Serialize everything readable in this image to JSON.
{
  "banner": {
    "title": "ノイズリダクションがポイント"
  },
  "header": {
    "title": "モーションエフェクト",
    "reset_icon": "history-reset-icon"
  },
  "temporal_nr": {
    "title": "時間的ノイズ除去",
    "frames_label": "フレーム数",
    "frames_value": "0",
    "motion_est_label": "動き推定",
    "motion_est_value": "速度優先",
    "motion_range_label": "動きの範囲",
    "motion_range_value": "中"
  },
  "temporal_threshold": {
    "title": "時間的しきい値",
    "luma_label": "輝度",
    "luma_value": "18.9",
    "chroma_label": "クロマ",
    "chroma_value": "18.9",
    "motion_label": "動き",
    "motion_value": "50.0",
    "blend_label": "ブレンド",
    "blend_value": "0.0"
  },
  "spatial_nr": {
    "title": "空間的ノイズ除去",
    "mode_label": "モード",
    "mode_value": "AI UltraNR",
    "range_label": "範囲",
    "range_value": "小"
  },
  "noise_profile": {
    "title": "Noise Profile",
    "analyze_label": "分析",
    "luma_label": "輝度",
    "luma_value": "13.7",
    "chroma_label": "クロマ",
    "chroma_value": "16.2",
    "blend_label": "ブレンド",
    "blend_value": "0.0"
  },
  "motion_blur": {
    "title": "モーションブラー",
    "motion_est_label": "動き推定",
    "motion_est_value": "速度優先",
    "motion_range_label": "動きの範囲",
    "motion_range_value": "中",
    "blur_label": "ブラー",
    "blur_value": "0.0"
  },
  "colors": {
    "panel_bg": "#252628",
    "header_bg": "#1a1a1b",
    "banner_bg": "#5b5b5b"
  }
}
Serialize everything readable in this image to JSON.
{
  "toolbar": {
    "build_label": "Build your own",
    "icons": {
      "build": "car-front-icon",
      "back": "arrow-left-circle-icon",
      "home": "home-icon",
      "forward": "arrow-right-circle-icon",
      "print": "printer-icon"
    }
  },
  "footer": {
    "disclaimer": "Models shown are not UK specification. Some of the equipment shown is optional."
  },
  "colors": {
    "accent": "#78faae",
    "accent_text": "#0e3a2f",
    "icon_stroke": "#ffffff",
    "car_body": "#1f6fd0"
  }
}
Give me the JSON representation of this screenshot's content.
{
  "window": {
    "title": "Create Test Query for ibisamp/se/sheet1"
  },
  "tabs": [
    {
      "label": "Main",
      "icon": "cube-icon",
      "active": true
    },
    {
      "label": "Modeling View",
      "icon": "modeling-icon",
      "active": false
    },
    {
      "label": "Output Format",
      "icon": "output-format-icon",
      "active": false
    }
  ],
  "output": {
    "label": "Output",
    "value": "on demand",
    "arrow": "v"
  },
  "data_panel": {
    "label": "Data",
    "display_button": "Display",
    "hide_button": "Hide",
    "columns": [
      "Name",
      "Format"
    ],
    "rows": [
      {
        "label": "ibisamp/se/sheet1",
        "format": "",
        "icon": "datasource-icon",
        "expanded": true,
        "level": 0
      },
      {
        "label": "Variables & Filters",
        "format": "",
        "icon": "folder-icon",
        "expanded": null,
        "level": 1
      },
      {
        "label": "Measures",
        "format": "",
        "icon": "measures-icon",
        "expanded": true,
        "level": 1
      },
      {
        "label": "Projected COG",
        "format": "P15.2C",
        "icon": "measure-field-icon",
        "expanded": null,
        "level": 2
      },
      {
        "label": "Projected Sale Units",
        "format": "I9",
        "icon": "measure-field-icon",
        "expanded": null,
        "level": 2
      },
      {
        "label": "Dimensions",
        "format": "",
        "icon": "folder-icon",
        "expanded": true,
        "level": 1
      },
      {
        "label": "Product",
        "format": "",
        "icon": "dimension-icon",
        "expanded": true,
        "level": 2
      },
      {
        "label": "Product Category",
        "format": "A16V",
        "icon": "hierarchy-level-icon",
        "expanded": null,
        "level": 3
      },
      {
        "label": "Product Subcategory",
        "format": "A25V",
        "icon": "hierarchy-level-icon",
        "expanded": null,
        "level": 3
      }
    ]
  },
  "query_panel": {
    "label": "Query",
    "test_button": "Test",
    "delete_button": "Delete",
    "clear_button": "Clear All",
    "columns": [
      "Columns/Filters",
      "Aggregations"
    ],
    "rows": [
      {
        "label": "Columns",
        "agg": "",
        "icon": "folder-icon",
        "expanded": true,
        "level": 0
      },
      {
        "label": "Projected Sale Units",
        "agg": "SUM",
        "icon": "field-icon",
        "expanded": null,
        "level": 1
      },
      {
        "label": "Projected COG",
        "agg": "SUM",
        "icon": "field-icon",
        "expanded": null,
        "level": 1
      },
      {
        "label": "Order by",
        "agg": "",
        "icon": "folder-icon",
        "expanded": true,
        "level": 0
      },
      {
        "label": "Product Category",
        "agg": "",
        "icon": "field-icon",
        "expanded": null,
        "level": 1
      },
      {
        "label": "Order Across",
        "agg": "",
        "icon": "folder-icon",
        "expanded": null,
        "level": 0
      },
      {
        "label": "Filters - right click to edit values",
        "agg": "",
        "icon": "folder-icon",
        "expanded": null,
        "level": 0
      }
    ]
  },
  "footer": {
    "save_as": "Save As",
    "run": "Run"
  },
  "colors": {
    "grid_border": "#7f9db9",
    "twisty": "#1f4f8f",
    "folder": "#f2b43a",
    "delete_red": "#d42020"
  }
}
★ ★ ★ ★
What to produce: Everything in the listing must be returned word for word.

Final answer:
Serialize everything readable in this image to JSON.
{
  "banner": {
    "title": "ノイズリダクションがポイント"
  },
  "header": {
    "title": "モーションエフェクト",
    "reset_icon": "history-reset-icon"
  },
  "temporal_nr": {
    "title": "時間的ノイズ除去",
    "frames_label": "フレーム数",
    "frames_value": "0",
    "motion_est_label": "動き推定",
    "motion_est_value": "速度優先",
    "motion_range_label": "動きの範囲",
    "motion_range_value": "中"
  },
  "temporal_threshold": {
    "title": "時間的しきい値",
    "luma_label": "輝度",
    "luma_value": "18.9",
    "chroma_label": "クロマ",
    "chroma_value": "18.9",
    "motion_label": "動き",
    "motion_value": "50.0",
    "blend_label": "ブレンド",
    "blend_value": "0.0"
  },
  "spatial_nr": {
    "title": "空間的ノイズ除去",
    "mode_label": "モード",
    "mode_value": "AI UltraNR",
    "range_label": "範囲",
    "range_value": "小"
  },
  "noise_profile": {
    "title": "Noise Profile",
    "analyze_label": "分析",
    "luma_label": "輝度",
    "luma_value": "13.7",
    "chroma_label": "クロマ",
    "chroma_value": "16.2",
    "blend_label": "ブレンド",
    "blend_value": "0.0"
  },
  "motion_blur": {
    "title": "モーションブラー",
    "motion_est_label": "動き推定",
    "motion_est_value": "速度優先",
    "motion_range_label": "動きの範囲",
    "motion_range_value": "中",
    "blur_label": "ブラー",
    "blur_value": "0.0"
  },
  "colors": {
    "panel_bg": "#252628",
    "header_bg": "#1a1a1b",
    "banner_bg": "#5b5b5b"
  }
}
Serialize everything readable in this image to JSON.
{
  "toolbar": {
    "build_label": "Build your own",
    "icons": {
      "build": "car-front-icon",
      "back": "arrow-left-circle-icon",
      "home": "home-icon",
      "forward": "arrow-right-circle-icon",
      "print": "printer-icon"
    }
  },
  "footer": {
    "disclaimer": "Models shown are not UK specification. Some of the equipment shown is optional."
  },
  "colors": {
    "accent": "#78faae",
    "accent_text": "#0e3a2f",
    "icon_stroke": "#ffffff",
    "car_body": "#1f6fd0"
  }
}
Give me the JSON representation of this screenshot's content.
{
  "window": {
    "title": "Create Test Query for ibisamp/se/sheet1"
  },
  "tabs": [
    {
      "label": "Main",
      "icon": "cube-icon",
      "active": true
    },
    {
      "label": "Modeling View",
      "icon": "modeling-icon",
      "active": false
    },
    {
      "label": "Output Format",
      "icon": "output-format-icon",
      "active": false
    }
  ],
  "output": {
    "label": "Output",
    "value": "on demand",
    "arrow": "v"
  },
  "data_panel": {
    "label": "Data",
    "display_button": "Display",
    "hide_button": "Hide",
    "columns": [
      "Name",
      "Format"
    ],
    "rows": [
      {
        "label": "ibisamp/se/sheet1",
        "format": "",
        "icon": "datasource-icon",
        "expanded": true,
        "level": 0
      },
      {
        "label": "Variables & Filters",
        "format": "",
        "icon": "folder-icon",
        "expanded": null,
        "level": 1
      },
      {
        "label": "Measures",
        "format": "",
        "icon": "measures-icon",
        "expanded": true,
        "level": 1
      },
      {
        "label": "Projected COG",
        "format": "P15.2C",
        "icon": "measure-field-icon",
        "expanded": null,
        "level": 2
      },
      {
        "label": "Projected Sale Units",
        "format": "I9",
        "icon": "measure-field-icon",
        "expanded": null,
        "level": 2
      },
      {
        "label": "Dimensions",
        "format": "",
        "icon": "folder-icon",
        "expanded": true,
        "level": 1
      },
      {
        "label": "Product",
        "format": "",
        "icon": "dimension-icon",
        "expanded": true,
        "level": 2
      },
      {
        "label": "Product Category",
        "format": "A16V",
        "icon": "hierarchy-level-icon",
        "expanded": null,
        "level": 3
      },
      {
        "label": "Product Subcategory",
        "format": "A25V",
        "icon": "hierarchy-level-icon",
        "expanded": null,
        "level": 3
      }
    ]
  },
  "query_panel": {
    "label": "Query",
    "test_button": "Test",
    "delete_button": "Delete",
    "clear_button": "Clear All",
    "columns": [
      "Columns/Filters",
      "Aggregations"
    ],
    "rows": [
      {
        "label": "Columns",
        "agg": "",
        "icon": "folder-icon",
        "expanded": true,
        "level": 0
      },
      {
        "label": "Projected Sale Units",
        "agg": "SUM",
        "icon": "field-icon",
        "expanded": null,
        "level": 1
      },
      {
        "label": "Projected COG",
        "agg": "SUM",
        "icon": "field-icon",
        "expanded": null,
        "level": 1
      },
      {
        "label": "Order by",
        "agg": "",
        "icon": "folder-icon",
        "expanded": true,
        "level": 0
      },
      {
        "label": "Product Category",
        "agg": "",
        "icon": "field-icon",
        "expanded": null,
        "level": 1
      },
      {
        "label": "Order Across",
        "agg": "",
        "icon": "folder-icon",
        "expanded": null,
        "level": 0
      },
      {
        "label": "Filters - right click to edit values",
        "agg": "",
        "icon": "folder-icon",
        "expanded": null,
        "level": 0
      }
    ]
  },
  "footer": {
    "save_as": "Save As",
    "run": "Run"
  },
  "colors": {
    "grid_border": "#7f9db9",
    "twisty": "#1f4f8f",
    "folder": "#f2b43a",
    "delete_red": "#d42020"
  }
}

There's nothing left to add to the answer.